Exercise goal:
Once the images are removed, repeat all of the entries exactly.

──────── Record extracts ────────

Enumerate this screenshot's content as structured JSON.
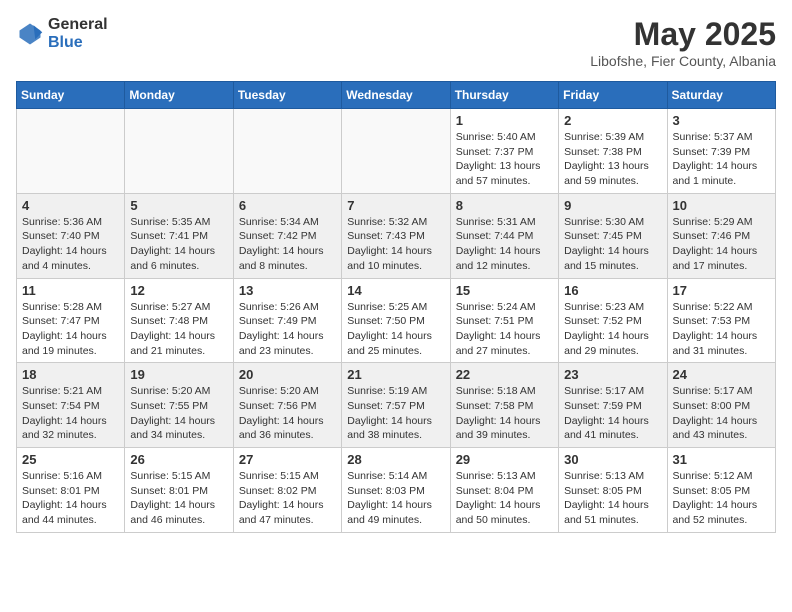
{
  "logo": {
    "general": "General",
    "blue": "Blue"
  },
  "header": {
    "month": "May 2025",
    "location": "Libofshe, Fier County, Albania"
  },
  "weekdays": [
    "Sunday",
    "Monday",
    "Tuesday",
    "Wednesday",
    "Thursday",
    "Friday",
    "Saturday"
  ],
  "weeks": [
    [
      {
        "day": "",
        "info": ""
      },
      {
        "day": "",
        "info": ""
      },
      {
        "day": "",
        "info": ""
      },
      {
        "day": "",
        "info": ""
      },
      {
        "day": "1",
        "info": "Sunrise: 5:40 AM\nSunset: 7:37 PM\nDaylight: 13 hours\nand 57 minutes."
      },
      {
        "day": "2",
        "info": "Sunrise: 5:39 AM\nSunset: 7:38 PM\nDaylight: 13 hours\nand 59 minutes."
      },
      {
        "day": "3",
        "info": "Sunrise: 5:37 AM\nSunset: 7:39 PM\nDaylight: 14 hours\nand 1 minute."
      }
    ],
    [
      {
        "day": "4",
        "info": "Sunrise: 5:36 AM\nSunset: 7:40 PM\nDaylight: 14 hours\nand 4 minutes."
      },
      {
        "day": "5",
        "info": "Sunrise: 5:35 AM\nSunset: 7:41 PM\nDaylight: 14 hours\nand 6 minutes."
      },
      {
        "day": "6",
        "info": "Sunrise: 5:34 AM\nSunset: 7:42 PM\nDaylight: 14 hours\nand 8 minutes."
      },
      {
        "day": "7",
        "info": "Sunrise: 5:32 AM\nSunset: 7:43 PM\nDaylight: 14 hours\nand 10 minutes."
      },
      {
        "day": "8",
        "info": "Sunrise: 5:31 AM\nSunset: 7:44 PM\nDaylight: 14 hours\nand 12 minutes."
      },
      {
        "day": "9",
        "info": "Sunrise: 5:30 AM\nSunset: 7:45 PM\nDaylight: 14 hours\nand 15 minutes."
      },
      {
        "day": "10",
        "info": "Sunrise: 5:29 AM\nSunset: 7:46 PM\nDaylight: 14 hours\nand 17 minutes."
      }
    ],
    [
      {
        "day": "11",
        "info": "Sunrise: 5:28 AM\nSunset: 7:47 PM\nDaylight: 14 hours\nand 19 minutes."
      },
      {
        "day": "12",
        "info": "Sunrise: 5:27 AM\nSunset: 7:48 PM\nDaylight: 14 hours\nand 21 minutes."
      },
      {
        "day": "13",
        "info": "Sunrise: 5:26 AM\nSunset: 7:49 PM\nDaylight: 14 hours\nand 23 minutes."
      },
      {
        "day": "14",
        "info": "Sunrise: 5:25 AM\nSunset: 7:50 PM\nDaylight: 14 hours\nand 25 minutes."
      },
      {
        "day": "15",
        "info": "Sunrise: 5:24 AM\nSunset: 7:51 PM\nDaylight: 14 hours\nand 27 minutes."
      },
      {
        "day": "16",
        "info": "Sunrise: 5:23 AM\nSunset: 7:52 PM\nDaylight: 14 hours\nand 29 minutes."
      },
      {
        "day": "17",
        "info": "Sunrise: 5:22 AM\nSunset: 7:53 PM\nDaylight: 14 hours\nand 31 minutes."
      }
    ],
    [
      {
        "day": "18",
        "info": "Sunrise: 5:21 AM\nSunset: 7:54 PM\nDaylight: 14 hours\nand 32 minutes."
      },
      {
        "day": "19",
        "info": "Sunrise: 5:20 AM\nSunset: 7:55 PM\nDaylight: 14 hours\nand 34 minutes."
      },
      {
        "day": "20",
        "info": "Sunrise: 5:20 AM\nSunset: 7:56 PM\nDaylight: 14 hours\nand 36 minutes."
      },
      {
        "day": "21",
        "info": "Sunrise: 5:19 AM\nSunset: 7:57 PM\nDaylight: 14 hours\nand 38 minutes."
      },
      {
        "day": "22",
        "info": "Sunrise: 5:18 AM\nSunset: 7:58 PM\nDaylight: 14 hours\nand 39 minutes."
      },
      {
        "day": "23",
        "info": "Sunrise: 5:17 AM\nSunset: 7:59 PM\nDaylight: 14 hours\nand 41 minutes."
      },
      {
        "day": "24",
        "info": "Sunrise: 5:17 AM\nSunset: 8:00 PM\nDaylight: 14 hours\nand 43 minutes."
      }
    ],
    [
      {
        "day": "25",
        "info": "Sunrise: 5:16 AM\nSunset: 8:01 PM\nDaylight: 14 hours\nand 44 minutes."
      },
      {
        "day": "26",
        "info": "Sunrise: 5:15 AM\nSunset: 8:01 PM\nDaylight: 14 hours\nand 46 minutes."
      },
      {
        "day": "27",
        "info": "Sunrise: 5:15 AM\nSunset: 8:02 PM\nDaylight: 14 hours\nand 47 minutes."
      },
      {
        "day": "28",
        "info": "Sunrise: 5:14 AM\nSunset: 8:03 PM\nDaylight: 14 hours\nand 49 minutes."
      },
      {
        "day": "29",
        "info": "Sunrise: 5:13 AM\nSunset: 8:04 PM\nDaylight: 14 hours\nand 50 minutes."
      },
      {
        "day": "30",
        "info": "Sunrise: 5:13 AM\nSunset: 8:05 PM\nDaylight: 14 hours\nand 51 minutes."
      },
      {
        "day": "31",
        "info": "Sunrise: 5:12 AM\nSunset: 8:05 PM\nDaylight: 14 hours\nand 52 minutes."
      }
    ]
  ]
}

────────

Task solution:
Enumerate this screenshot's content as structured JSON.
{
  "logo": {
    "general": "General",
    "blue": "Blue"
  },
  "header": {
    "month": "May 2025",
    "location": "Libofshe, Fier County, Albania"
  },
  "weekdays": [
    "Sunday",
    "Monday",
    "Tuesday",
    "Wednesday",
    "Thursday",
    "Friday",
    "Saturday"
  ],
  "weeks": [
    [
      {
        "day": "",
        "info": ""
      },
      {
        "day": "",
        "info": ""
      },
      {
        "day": "",
        "info": ""
      },
      {
        "day": "",
        "info": ""
      },
      {
        "day": "1",
        "info": "Sunrise: 5:40 AM\nSunset: 7:37 PM\nDaylight: 13 hours\nand 57 minutes."
      },
      {
        "day": "2",
        "info": "Sunrise: 5:39 AM\nSunset: 7:38 PM\nDaylight: 13 hours\nand 59 minutes."
      },
      {
        "day": "3",
        "info": "Sunrise: 5:37 AM\nSunset: 7:39 PM\nDaylight: 14 hours\nand 1 minute."
      }
    ],
    [
      {
        "day": "4",
        "info": "Sunrise: 5:36 AM\nSunset: 7:40 PM\nDaylight: 14 hours\nand 4 minutes."
      },
      {
        "day": "5",
        "info": "Sunrise: 5:35 AM\nSunset: 7:41 PM\nDaylight: 14 hours\nand 6 minutes."
      },
      {
        "day": "6",
        "info": "Sunrise: 5:34 AM\nSunset: 7:42 PM\nDaylight: 14 hours\nand 8 minutes."
      },
      {
        "day": "7",
        "info": "Sunrise: 5:32 AM\nSunset: 7:43 PM\nDaylight: 14 hours\nand 10 minutes."
      },
      {
        "day": "8",
        "info": "Sunrise: 5:31 AM\nSunset: 7:44 PM\nDaylight: 14 hours\nand 12 minutes."
      },
      {
        "day": "9",
        "info": "Sunrise: 5:30 AM\nSunset: 7:45 PM\nDaylight: 14 hours\nand 15 minutes."
      },
      {
        "day": "10",
        "info": "Sunrise: 5:29 AM\nSunset: 7:46 PM\nDaylight: 14 hours\nand 17 minutes."
      }
    ],
    [
      {
        "day": "11",
        "info": "Sunrise: 5:28 AM\nSunset: 7:47 PM\nDaylight: 14 hours\nand 19 minutes."
      },
      {
        "day": "12",
        "info": "Sunrise: 5:27 AM\nSunset: 7:48 PM\nDaylight: 14 hours\nand 21 minutes."
      },
      {
        "day": "13",
        "info": "Sunrise: 5:26 AM\nSunset: 7:49 PM\nDaylight: 14 hours\nand 23 minutes."
      },
      {
        "day": "14",
        "info": "Sunrise: 5:25 AM\nSunset: 7:50 PM\nDaylight: 14 hours\nand 25 minutes."
      },
      {
        "day": "15",
        "info": "Sunrise: 5:24 AM\nSunset: 7:51 PM\nDaylight: 14 hours\nand 27 minutes."
      },
      {
        "day": "16",
        "info": "Sunrise: 5:23 AM\nSunset: 7:52 PM\nDaylight: 14 hours\nand 29 minutes."
      },
      {
        "day": "17",
        "info": "Sunrise: 5:22 AM\nSunset: 7:53 PM\nDaylight: 14 hours\nand 31 minutes."
      }
    ],
    [
      {
        "day": "18",
        "info": "Sunrise: 5:21 AM\nSunset: 7:54 PM\nDaylight: 14 hours\nand 32 minutes."
      },
      {
        "day": "19",
        "info": "Sunrise: 5:20 AM\nSunset: 7:55 PM\nDaylight: 14 hours\nand 34 minutes."
      },
      {
        "day": "20",
        "info": "Sunrise: 5:20 AM\nSunset: 7:56 PM\nDaylight: 14 hours\nand 36 minutes."
      },
      {
        "day": "21",
        "info": "Sunrise: 5:19 AM\nSunset: 7:57 PM\nDaylight: 14 hours\nand 38 minutes."
      },
      {
        "day": "22",
        "info": "Sunrise: 5:18 AM\nSunset: 7:58 PM\nDaylight: 14 hours\nand 39 minutes."
      },
      {
        "day": "23",
        "info": "Sunrise: 5:17 AM\nSunset: 7:59 PM\nDaylight: 14 hours\nand 41 minutes."
      },
      {
        "day": "24",
        "info": "Sunrise: 5:17 AM\nSunset: 8:00 PM\nDaylight: 14 hours\nand 43 minutes."
      }
    ],
    [
      {
        "day": "25",
        "info": "Sunrise: 5:16 AM\nSunset: 8:01 PM\nDaylight: 14 hours\nand 44 minutes."
      },
      {
        "day": "26",
        "info": "Sunrise: 5:15 AM\nSunset: 8:01 PM\nDaylight: 14 hours\nand 46 minutes."
      },
      {
        "day": "27",
        "info": "Sunrise: 5:15 AM\nSunset: 8:02 PM\nDaylight: 14 hours\nand 47 minutes."
      },
      {
        "day": "28",
        "info": "Sunrise: 5:14 AM\nSunset: 8:03 PM\nDaylight: 14 hours\nand 49 minutes."
      },
      {
        "day": "29",
        "info": "Sunrise: 5:13 AM\nSunset: 8:04 PM\nDaylight: 14 hours\nand 50 minutes."
      },
      {
        "day": "30",
        "info": "Sunrise: 5:13 AM\nSunset: 8:05 PM\nDaylight: 14 hours\nand 51 minutes."
      },
      {
        "day": "31",
        "info": "Sunrise: 5:12 AM\nSunset: 8:05 PM\nDaylight: 14 hours\nand 52 minutes."
      }
    ]
  ]
}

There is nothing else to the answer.